> _WHAT TO WORK ON_: Output all records exactly.

Data about app and page elements:
================

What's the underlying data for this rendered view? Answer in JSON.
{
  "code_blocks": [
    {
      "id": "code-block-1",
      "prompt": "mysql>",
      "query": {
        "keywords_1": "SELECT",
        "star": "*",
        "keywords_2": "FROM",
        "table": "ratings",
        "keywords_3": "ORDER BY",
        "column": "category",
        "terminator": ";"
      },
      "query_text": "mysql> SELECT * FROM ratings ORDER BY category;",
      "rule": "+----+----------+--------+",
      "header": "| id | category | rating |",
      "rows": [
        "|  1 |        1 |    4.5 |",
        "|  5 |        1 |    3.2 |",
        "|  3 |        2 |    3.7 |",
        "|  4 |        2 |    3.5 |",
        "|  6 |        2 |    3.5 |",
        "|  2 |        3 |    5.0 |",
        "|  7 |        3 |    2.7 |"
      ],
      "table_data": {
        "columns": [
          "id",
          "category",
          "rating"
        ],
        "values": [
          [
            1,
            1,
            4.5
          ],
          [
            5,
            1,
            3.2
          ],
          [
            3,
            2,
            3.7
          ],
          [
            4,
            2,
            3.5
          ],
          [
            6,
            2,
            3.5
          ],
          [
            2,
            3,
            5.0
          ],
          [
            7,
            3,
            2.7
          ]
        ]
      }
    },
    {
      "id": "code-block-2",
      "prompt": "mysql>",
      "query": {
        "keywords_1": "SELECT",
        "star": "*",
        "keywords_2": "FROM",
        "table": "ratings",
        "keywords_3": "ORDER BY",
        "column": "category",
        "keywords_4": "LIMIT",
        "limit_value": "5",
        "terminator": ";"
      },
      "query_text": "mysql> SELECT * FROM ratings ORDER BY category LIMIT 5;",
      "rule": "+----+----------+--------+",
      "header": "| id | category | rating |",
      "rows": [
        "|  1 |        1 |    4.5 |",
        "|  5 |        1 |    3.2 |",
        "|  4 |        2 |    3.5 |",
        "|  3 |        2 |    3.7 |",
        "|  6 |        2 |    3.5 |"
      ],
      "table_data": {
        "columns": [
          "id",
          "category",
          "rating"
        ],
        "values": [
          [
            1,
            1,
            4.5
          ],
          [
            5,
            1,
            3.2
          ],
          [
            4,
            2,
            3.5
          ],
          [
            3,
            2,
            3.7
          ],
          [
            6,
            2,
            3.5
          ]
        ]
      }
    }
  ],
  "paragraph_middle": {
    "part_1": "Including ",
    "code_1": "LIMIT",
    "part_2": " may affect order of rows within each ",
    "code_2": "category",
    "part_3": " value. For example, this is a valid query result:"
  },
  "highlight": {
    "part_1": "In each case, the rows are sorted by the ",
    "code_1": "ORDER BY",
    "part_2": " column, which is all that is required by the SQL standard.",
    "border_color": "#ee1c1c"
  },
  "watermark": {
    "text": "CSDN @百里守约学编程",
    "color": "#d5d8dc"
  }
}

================

> _SOLUTION FOR THIS EXERCISE_:
What's the underlying data for this rendered view? Answer in JSON.
{
  "code_blocks": [
    {
      "id": "code-block-1",
      "prompt": "mysql>",
      "query": {
        "keywords_1": "SELECT",
        "star": "*",
        "keywords_2": "FROM",
        "table": "ratings",
        "keywords_3": "ORDER BY",
        "column": "category",
        "terminator": ";"
      },
      "query_text": "mysql> SELECT * FROM ratings ORDER BY category;",
      "rule": "+----+----------+--------+",
      "header": "| id | category | rating |",
      "rows": [
        "|  1 |        1 |    4.5 |",
        "|  5 |        1 |    3.2 |",
        "|  3 |        2 |    3.7 |",
        "|  4 |        2 |    3.5 |",
        "|  6 |        2 |    3.5 |",
        "|  2 |        3 |    5.0 |",
        "|  7 |        3 |    2.7 |"
      ],
      "table_data": {
        "columns": [
          "id",
          "category",
          "rating"
        ],
        "values": [
          [
            1,
            1,
            4.5
          ],
          [
            5,
            1,
            3.2
          ],
          [
            3,
            2,
            3.7
          ],
          [
            4,
            2,
            3.5
          ],
          [
            6,
            2,
            3.5
          ],
          [
            2,
            3,
            5.0
          ],
          [
            7,
            3,
            2.7
          ]
        ]
      }
    },
    {
      "id": "code-block-2",
      "prompt": "mysql>",
      "query": {
        "keywords_1": "SELECT",
        "star": "*",
        "keywords_2": "FROM",
        "table": "ratings",
        "keywords_3": "ORDER BY",
        "column": "category",
        "keywords_4": "LIMIT",
        "limit_value": "5",
        "terminator": ";"
      },
      "query_text": "mysql> SELECT * FROM ratings ORDER BY category LIMIT 5;",
      "rule": "+----+----------+--------+",
      "header": "| id | category | rating |",
      "rows": [
        "|  1 |        1 |    4.5 |",
        "|  5 |        1 |    3.2 |",
        "|  4 |        2 |    3.5 |",
        "|  3 |        2 |    3.7 |",
        "|  6 |        2 |    3.5 |"
      ],
      "table_data": {
        "columns": [
          "id",
          "category",
          "rating"
        ],
        "values": [
          [
            1,
            1,
            4.5
          ],
          [
            5,
            1,
            3.2
          ],
          [
            4,
            2,
            3.5
          ],
          [
            3,
            2,
            3.7
          ],
          [
            6,
            2,
            3.5
          ]
        ]
      }
    }
  ],
  "paragraph_middle": {
    "part_1": "Including ",
    "code_1": "LIMIT",
    "part_2": " may affect order of rows within each ",
    "code_2": "category",
    "part_3": " value. For example, this is a valid query result:"
  },
  "highlight": {
    "part_1": "In each case, the rows are sorted by the ",
    "code_1": "ORDER BY",
    "part_2": " column, which is all that is required by the SQL standard.",
    "border_color": "#ee1c1c"
  },
  "watermark": {
    "text": "CSDN @百里守约学编程",
    "color": "#d5d8dc"
  }
}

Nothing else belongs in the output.